Another of the vivid memories of the past 15 years is a 1996 "Private Screenings" interview I did with Bob Mitchum. Before and after the interview and during breaks, Mitchum was as chatty as a magpie. But the minute the cameras rolled, he totally stone-walled me, giving short, gruff answers and rarely saying more than a "yea" or "nah." He'd been a prince several times we'd done interviews before, but on that day in '96, he was a Boy Behaving Badly. I could have strangled him.
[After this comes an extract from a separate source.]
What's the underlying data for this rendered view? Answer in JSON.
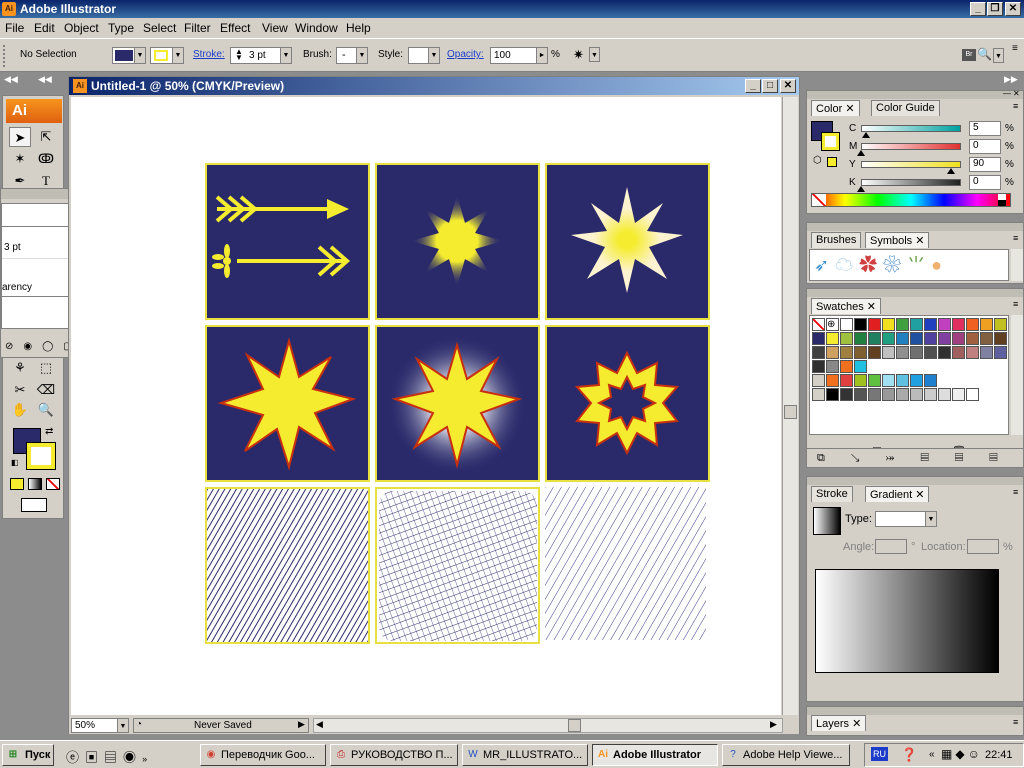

Before Mitchum, and after, I've had infinitely more pleasant and productive encounters with names from "A" as in Allyson (June), Angela (Lansbury) and Ann (Miller) to "W" as in Whoopi (Goldberg), Wagner (Robert), Williams (Esther) and Wilson (Rainn, of The Office fame), but one above all particularly stands out because it was so complicated to do and so absolutely worth it. It was an on-camera conversation in 2000 with Betty Hutton, once one of the great movie stars until her life took some bizarre turns. At the age of 80, and out of the public eye for some 30 years, she agreed to sit down with me to talk about her life and career, the good times and bad. She was initially nervous to the extreme, but terribly eager to please and, as we talked, she seemed very happy to be "home," once again on a soundstage, in front of a camera, lights and a crew. That interview is going to be shown again on April 13 as part of our anniversary celebration week. It's something which, to a large degree, sums up what TCM strives to be: a magical place where remarkable film talent and movie work is recognized, respected, shared, and never allowed to fade away.

by Robert Osborne